“It says that [Pearce] knows how to hit. It says that he is a competitor. He has been through this process before and the transactions and everything else,” Norris said. “It just gives him the capability to go out and play. He knows that he wants to be here, as we all can see. And it was just really good to see him have three hits and the RBIs. And I'm sure he is smiling right now.”
After giving up a RBI single to Alvarez in the third, Norris (2-2) didn’t allow another run throughout the rest of the outing, scattering seven hits and one walk while hitting two batters and striking out three in a 105-pitch effort.
“Early in the game, late in the game, you have to make big pitches,” Norris said. “Guys made the plays behind me. That was nice to see and get a ‘W’ and get out of there.”
The afternoon game also included the Orioles’ first replay challenge at Camden Yards.
Showalter challenged a hit-by-pitch ruling in the second inning, arguing that Norris’ pitch actually struck Tony Sanchez’s bat. After a delay of three minutes and 29 seconds, the call was overturned and Sanchez had to return to the plate. He then lined out. Showalter is 2-for-2 in challenges this year with the other coming April 19 in Boston.

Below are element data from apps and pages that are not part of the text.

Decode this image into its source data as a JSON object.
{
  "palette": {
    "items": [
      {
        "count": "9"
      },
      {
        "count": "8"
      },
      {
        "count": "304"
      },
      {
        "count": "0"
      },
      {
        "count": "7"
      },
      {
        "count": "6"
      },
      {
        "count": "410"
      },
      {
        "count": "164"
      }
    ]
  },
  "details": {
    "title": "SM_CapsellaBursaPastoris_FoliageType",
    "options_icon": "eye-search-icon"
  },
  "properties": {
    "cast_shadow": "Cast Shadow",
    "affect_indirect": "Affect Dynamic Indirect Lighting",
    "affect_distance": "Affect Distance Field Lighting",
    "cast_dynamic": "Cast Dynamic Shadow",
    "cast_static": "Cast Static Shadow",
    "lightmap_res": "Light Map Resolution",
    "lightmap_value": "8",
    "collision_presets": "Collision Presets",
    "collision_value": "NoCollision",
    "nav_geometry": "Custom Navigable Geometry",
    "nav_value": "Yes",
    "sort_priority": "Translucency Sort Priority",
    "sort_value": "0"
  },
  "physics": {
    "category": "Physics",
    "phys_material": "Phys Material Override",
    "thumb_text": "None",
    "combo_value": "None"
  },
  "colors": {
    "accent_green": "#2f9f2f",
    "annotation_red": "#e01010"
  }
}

In between games Thursday, though, Showalter was focusing primarily on how his team – and particularly his pitching staff – stayed sharp with the difficult schedule it has endured.
“When you’re off six days like Bud is and was … and (for the) bullpen to pitch that well after that much time off, is a real testament to the work they put in during the rainouts and what have you,” Showalter said. “This is weird, just strange. … We had our All-Star break.”
After the doubleheader sweep, the Orioles had to fly to Minnesota, where they'll start a three-game series against the Twins on Friday night.
"I think I won a good night's sleep," Wieters said. "I don't think there's going to be much playing cards on the plane. There's going to be a lot of guys asleep on the plane."